WHAT YOU SHOULD DO. Only the text of the records belongs in the answer; the pictures must be dropped.

SUPPLIED RECORDS.
[Start of Attachment]

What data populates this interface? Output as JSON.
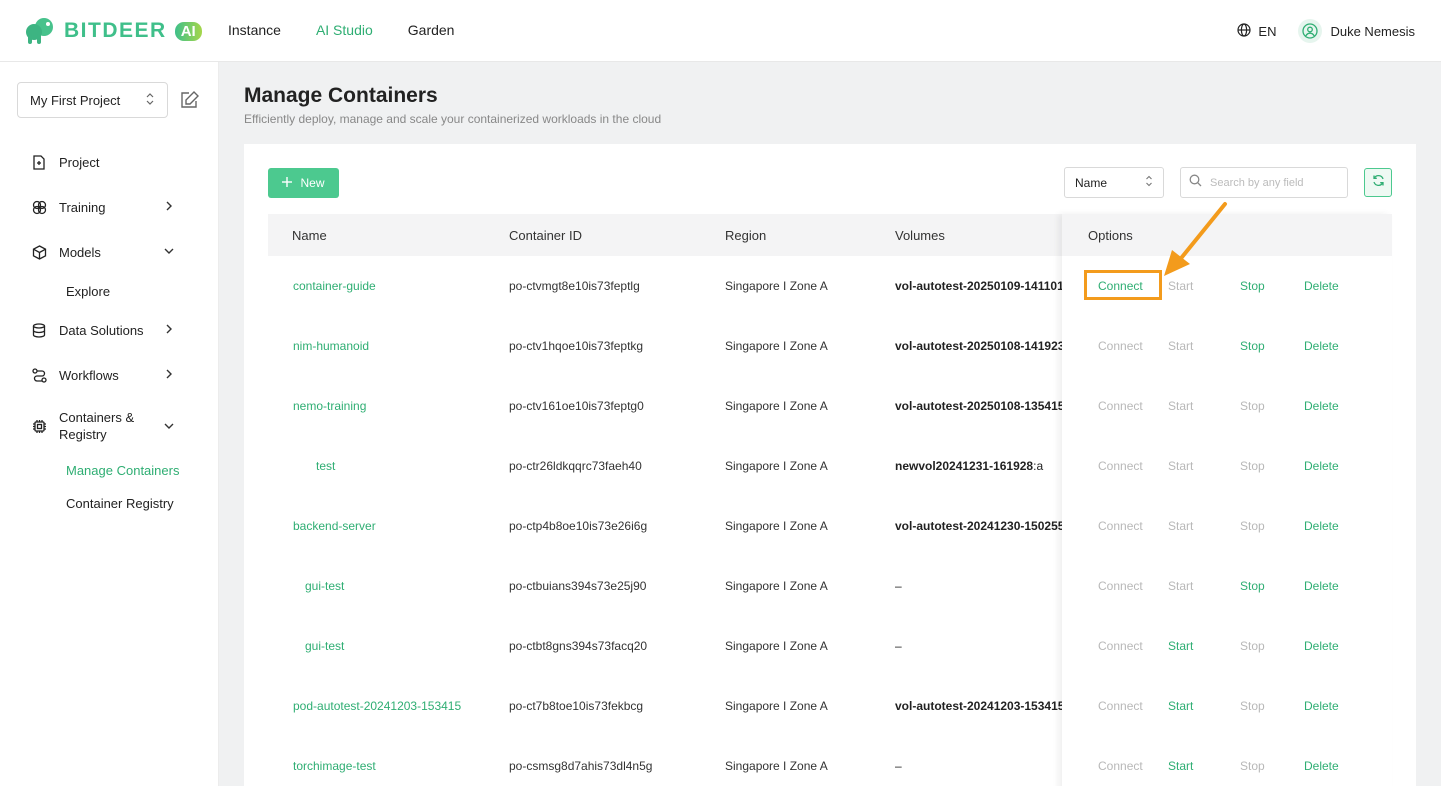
{
  "header": {
    "logo_text": "BITDEER",
    "logo_badge": "AI",
    "nav": [
      {
        "label": "Instance"
      },
      {
        "label": "AI Studio"
      },
      {
        "label": "Garden"
      }
    ],
    "language": "EN",
    "user_name": "Duke Nemesis"
  },
  "sidebar": {
    "project_select": "My First Project",
    "items": [
      {
        "label": "Project"
      },
      {
        "label": "Training"
      },
      {
        "label": "Models"
      },
      {
        "label": "Explore"
      },
      {
        "label": "Data Solutions"
      },
      {
        "label": "Workflows"
      },
      {
        "label": "Containers &\nRegistry"
      },
      {
        "label": "Manage Containers"
      },
      {
        "label": "Container Registry"
      }
    ]
  },
  "page": {
    "title": "Manage Containers",
    "subtitle": "Efficiently deploy, manage and scale your containerized workloads in the cloud"
  },
  "toolbar": {
    "new_label": "New",
    "filter_value": "Name",
    "search_placeholder": "Search by any field"
  },
  "table": {
    "columns": [
      "Name",
      "Container ID",
      "Region",
      "Volumes",
      "Options"
    ],
    "rows": [
      {
        "name": "container-guide",
        "id": "po-ctvmgt8e10is73feptlg",
        "region": "Singapore I Zone A",
        "volume": "vol-autotest-20250109-141101",
        "volume_tail": ""
      },
      {
        "name": "nim-humanoid",
        "id": "po-ctv1hqoe10is73feptkg",
        "region": "Singapore I Zone A",
        "volume": "vol-autotest-20250108-141923",
        "volume_tail": ""
      },
      {
        "name": "nemo-training",
        "id": "po-ctv161oe10is73feptg0",
        "region": "Singapore I Zone A",
        "volume": "vol-autotest-20250108-135415",
        "volume_tail": ""
      },
      {
        "name": "test",
        "id": "po-ctr26ldkqqrc73faeh40",
        "region": "Singapore I Zone A",
        "volume": "newvol20241231-161928",
        "volume_tail": ":a"
      },
      {
        "name": "backend-server",
        "id": "po-ctp4b8oe10is73e26i6g",
        "region": "Singapore I Zone A",
        "volume": "vol-autotest-20241230-150255",
        "volume_tail": ""
      },
      {
        "name": "gui-test",
        "id": "po-ctbuians394s73e25j90",
        "region": "Singapore I Zone A",
        "volume": "",
        "volume_tail": "–"
      },
      {
        "name": "gui-test",
        "id": "po-ctbt8gns394s73facq20",
        "region": "Singapore I Zone A",
        "volume": "",
        "volume_tail": "–"
      },
      {
        "name": "pod-autotest-20241203-153415",
        "id": "po-ct7b8toe10is73fekbcg",
        "region": "Singapore I Zone A",
        "volume": "vol-autotest-20241203-153415",
        "volume_tail": ""
      },
      {
        "name": "torchimage-test",
        "id": "po-csmsg8d7ahis73dl4n5g",
        "region": "Singapore I Zone A",
        "volume": "",
        "volume_tail": "–"
      }
    ],
    "options_labels": {
      "connect": "Connect",
      "start": "Start",
      "stop": "Stop",
      "delete": "Delete"
    },
    "options_state": [
      {
        "connect": true,
        "start": false,
        "stop": true,
        "delete": true
      },
      {
        "connect": false,
        "start": false,
        "stop": true,
        "delete": true
      },
      {
        "connect": false,
        "start": false,
        "stop": false,
        "delete": true
      },
      {
        "connect": false,
        "start": false,
        "stop": false,
        "delete": true
      },
      {
        "connect": false,
        "start": false,
        "stop": false,
        "delete": true
      },
      {
        "connect": false,
        "start": false,
        "stop": true,
        "delete": true
      },
      {
        "connect": false,
        "start": true,
        "stop": false,
        "delete": true
      },
      {
        "connect": false,
        "start": true,
        "stop": false,
        "delete": true
      },
      {
        "connect": false,
        "start": true,
        "stop": false,
        "delete": true
      }
    ]
  },
  "colors": {
    "accent": "#2fae73",
    "button": "#4cc98f",
    "disabled": "#b8b8b8",
    "highlight": "#f39b1c"
  }
}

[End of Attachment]

TASK RESULT.
What data populates this interface? Output as JSON.
{
  "header": {
    "logo_text": "BITDEER",
    "logo_badge": "AI",
    "nav": [
      {
        "label": "Instance"
      },
      {
        "label": "AI Studio"
      },
      {
        "label": "Garden"
      }
    ],
    "language": "EN",
    "user_name": "Duke Nemesis"
  },
  "sidebar": {
    "project_select": "My First Project",
    "items": [
      {
        "label": "Project"
      },
      {
        "label": "Training"
      },
      {
        "label": "Models"
      },
      {
        "label": "Explore"
      },
      {
        "label": "Data Solutions"
      },
      {
        "label": "Workflows"
      },
      {
        "label": "Containers &\nRegistry"
      },
      {
        "label": "Manage Containers"
      },
      {
        "label": "Container Registry"
      }
    ]
  },
  "page": {
    "title": "Manage Containers",
    "subtitle": "Efficiently deploy, manage and scale your containerized workloads in the cloud"
  },
  "toolbar": {
    "new_label": "New",
    "filter_value": "Name",
    "search_placeholder": "Search by any field"
  },
  "table": {
    "columns": [
      "Name",
      "Container ID",
      "Region",
      "Volumes",
      "Options"
    ],
    "rows": [
      {
        "name": "container-guide",
        "id": "po-ctvmgt8e10is73feptlg",
        "region": "Singapore I Zone A",
        "volume": "vol-autotest-20250109-141101",
        "volume_tail": ""
      },
      {
        "name": "nim-humanoid",
        "id": "po-ctv1hqoe10is73feptkg",
        "region": "Singapore I Zone A",
        "volume": "vol-autotest-20250108-141923",
        "volume_tail": ""
      },
      {
        "name": "nemo-training",
        "id": "po-ctv161oe10is73feptg0",
        "region": "Singapore I Zone A",
        "volume": "vol-autotest-20250108-135415",
        "volume_tail": ""
      },
      {
        "name": "test",
        "id": "po-ctr26ldkqqrc73faeh40",
        "region": "Singapore I Zone A",
        "volume": "newvol20241231-161928",
        "volume_tail": ":a"
      },
      {
        "name": "backend-server",
        "id": "po-ctp4b8oe10is73e26i6g",
        "region": "Singapore I Zone A",
        "volume": "vol-autotest-20241230-150255",
        "volume_tail": ""
      },
      {
        "name": "gui-test",
        "id": "po-ctbuians394s73e25j90",
        "region": "Singapore I Zone A",
        "volume": "",
        "volume_tail": "–"
      },
      {
        "name": "gui-test",
        "id": "po-ctbt8gns394s73facq20",
        "region": "Singapore I Zone A",
        "volume": "",
        "volume_tail": "–"
      },
      {
        "name": "pod-autotest-20241203-153415",
        "id": "po-ct7b8toe10is73fekbcg",
        "region": "Singapore I Zone A",
        "volume": "vol-autotest-20241203-153415",
        "volume_tail": ""
      },
      {
        "name": "torchimage-test",
        "id": "po-csmsg8d7ahis73dl4n5g",
        "region": "Singapore I Zone A",
        "volume": "",
        "volume_tail": "–"
      }
    ],
    "options_labels": {
      "connect": "Connect",
      "start": "Start",
      "stop": "Stop",
      "delete": "Delete"
    },
    "options_state": [
      {
        "connect": true,
        "start": false,
        "stop": true,
        "delete": true
      },
      {
        "connect": false,
        "start": false,
        "stop": true,
        "delete": true
      },
      {
        "connect": false,
        "start": false,
        "stop": false,
        "delete": true
      },
      {
        "connect": false,
        "start": false,
        "stop": false,
        "delete": true
      },
      {
        "connect": false,
        "start": false,
        "stop": false,
        "delete": true
      },
      {
        "connect": false,
        "start": false,
        "stop": true,
        "delete": true
      },
      {
        "connect": false,
        "start": true,
        "stop": false,
        "delete": true
      },
      {
        "connect": false,
        "start": true,
        "stop": false,
        "delete": true
      },
      {
        "connect": false,
        "start": true,
        "stop": false,
        "delete": true
      }
    ]
  },
  "colors": {
    "accent": "#2fae73",
    "button": "#4cc98f",
    "disabled": "#b8b8b8",
    "highlight": "#f39b1c"
  }
}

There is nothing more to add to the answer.